Building Champion Teams for Successful Products
Updated: Nov 28, 2022
What makes some organisations market leaders with excellent products, and what is the gap to bridge for underperforming teams?
Today, everyone involved in product development at least heard the terms MVP, Proposition Value, Lean, Agile, and more. However, there is also a general impression that failure and waste are unavoidable and inherent to the process. I often engage with teams and find a sort of resignation into a herd mentality that developing products is chaotic, difficult, and requires sacrifice because it is so for everyone else!
In a successful project, understanding the problems first, and creating a plan is essential before execution and refinement. However, organisations and teams that seek to improve or establish successful processes, mostly start with execution, by addressing teams productivity and efficient processes, such as transforming to Agile, or learn about efficient tools to manage their work and communication.
Not that addressing efficiency is not important, or that Agile is not helpful, but this is about being effective before efficient, and doing the right thing first.
A recent research from PMI Pulse Report (2018) looked into the waste generated in organisations. They defined Champion Teams as those that have over 80% success in meeting budget, timelines and business objectives. Whereas Underperforming teams had less than 60% respective success.
Although the gap doesn’t seem impressive, the underperforming teams generated 21x more times waste than champion teams, that’s more than 2,000% (!)
I did not encounter a team improving at such ratio by focusing on execution performance and productivity, or merely because they transformed to Agile.
Bridging the Gap
The first step of bridging the gap and building champion world-class teams is to understand the underlying problems: acknowledge the symptoms you observe in your organisation. It’s a bit tricky because it might involve knowing what you don’t know. So, start by observing the symptoms, and after you identify where you are, you can identify what needs to be done.
Here are some questions to think about:
• What are your major blockers in the business?
Deviations in budget?
Lack of expertise?
Sales and cashflow?
• What challenges you face with your market?
How easily can your audience use your product?
Do your customers love your product?
Can you confidently expand to new markets?
Are you worried your products are overpriced or suffer poor quality?
• How consistent is the quality of your technical team?
Do you trust their plans and timelines?
Are you confident that you will get the outcome you expected?
Is there recurring effort to redo already “completed” tasks?
Does the teamwork harder before a major release?
Here are some ideas to start making improvements:
• Upskilling technical capabilities
• Improving communication skills
• Learning effective delegation techniques
• Encouraging mentoring in your organisation
• Discovering what values, you operate from
• Translating your values into meaningful implementation
• Adopting habits of visibility and open-door policies
• Learning from failures and successes!
And of course, immerse your team in the discussion; do ask your team what they need and encourage constructive feedback and improvement suggestions.
A glimpse into success
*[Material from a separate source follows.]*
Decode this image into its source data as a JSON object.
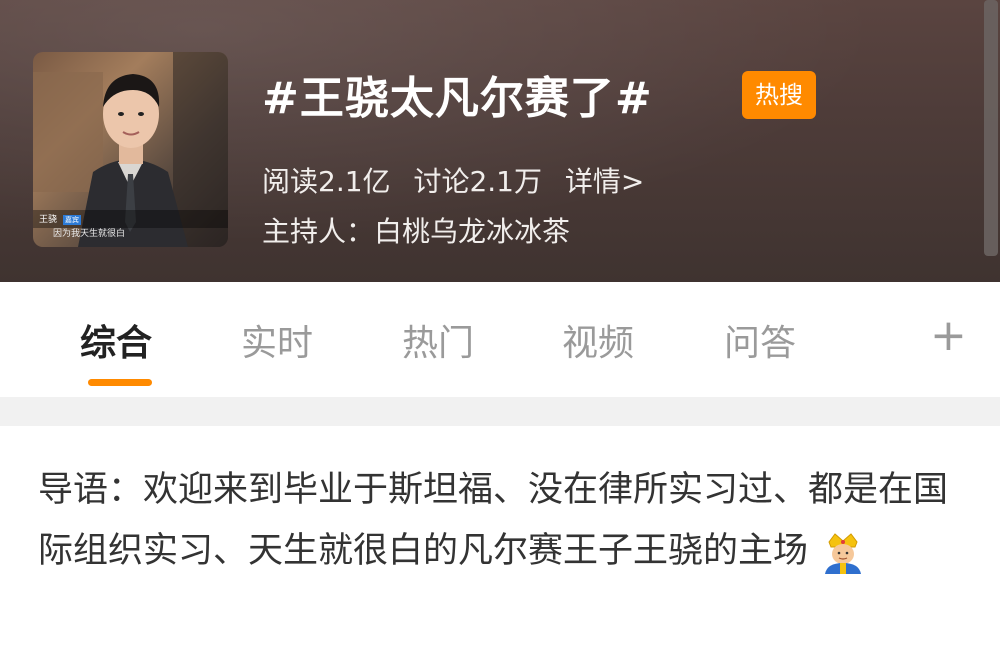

Whether establishing a small startup or aiming for an international company, success means achieving these goals:
• Established Rapport (of Teams internally, of the Business externally)
• Attracting and Retaining Talent
• Sustainable Growth and Profitability
• Managing Change
• Attracting Investors and Customers
• Market Leadership
In my experience, building a successful business should be the ultimate goal when developing a successful product; it's the fertile soil on which successful teams and successful products become possible.
Such teams have transparency and clarity in business values and will focus on building rapport from a win-win approach. They have a strong focus on project sponsors that leads and integrates the work of various teams, especially the development and the marketing aspects while keeping an eye on the business needs and its bottom line.
Focus on a clear agenda will help teams build a hierarchy of roles as “enablers” instead of “positions”; this is where mentoring environments thrive, and mistakes are leveraged as learnings for continuous improvement.
The Communication Factor
The literature of project management speaks about the triangle of Scope (work, features), Resources (people, time, money) and Quality (user experience, certification, performance). However, I find these are biased to “solutions” and less focused on the “problems”; and inherently end-up in win-lose trade-offs, a battle between amounts of features, their quality, and what resources are required.
When teams are immersed in each other’s uncertainties and problems, they solve problems together, rather than quarrelling over solutions trade-off.
For example, a feature from Marketing to R&D is a solution, and often both sides miss the discussion about the problem that created that feature; a discussion that when happens will ensure coming up with an optimal and suited feature to the real underlying problem.
When different teams (say, R&D, marketing and the business development) engage and align together to solve the same problems, they also share the same source of information and understand the “Why” of each other.
Such teams not only they understand and respect each other's point of view, they can easily defend and advocate for each other’s ideas! And this brings an inherent efficiency, even before making any improvements to processes or productivity problems.
Robert Sayegh (author) is a speaker and coach on Process Management and Teams Development, and the founder of consulting company Go Viable. The copyright of this article belongs to the Author.
You can download Robert’s e-book “Get It Right, the First Time”.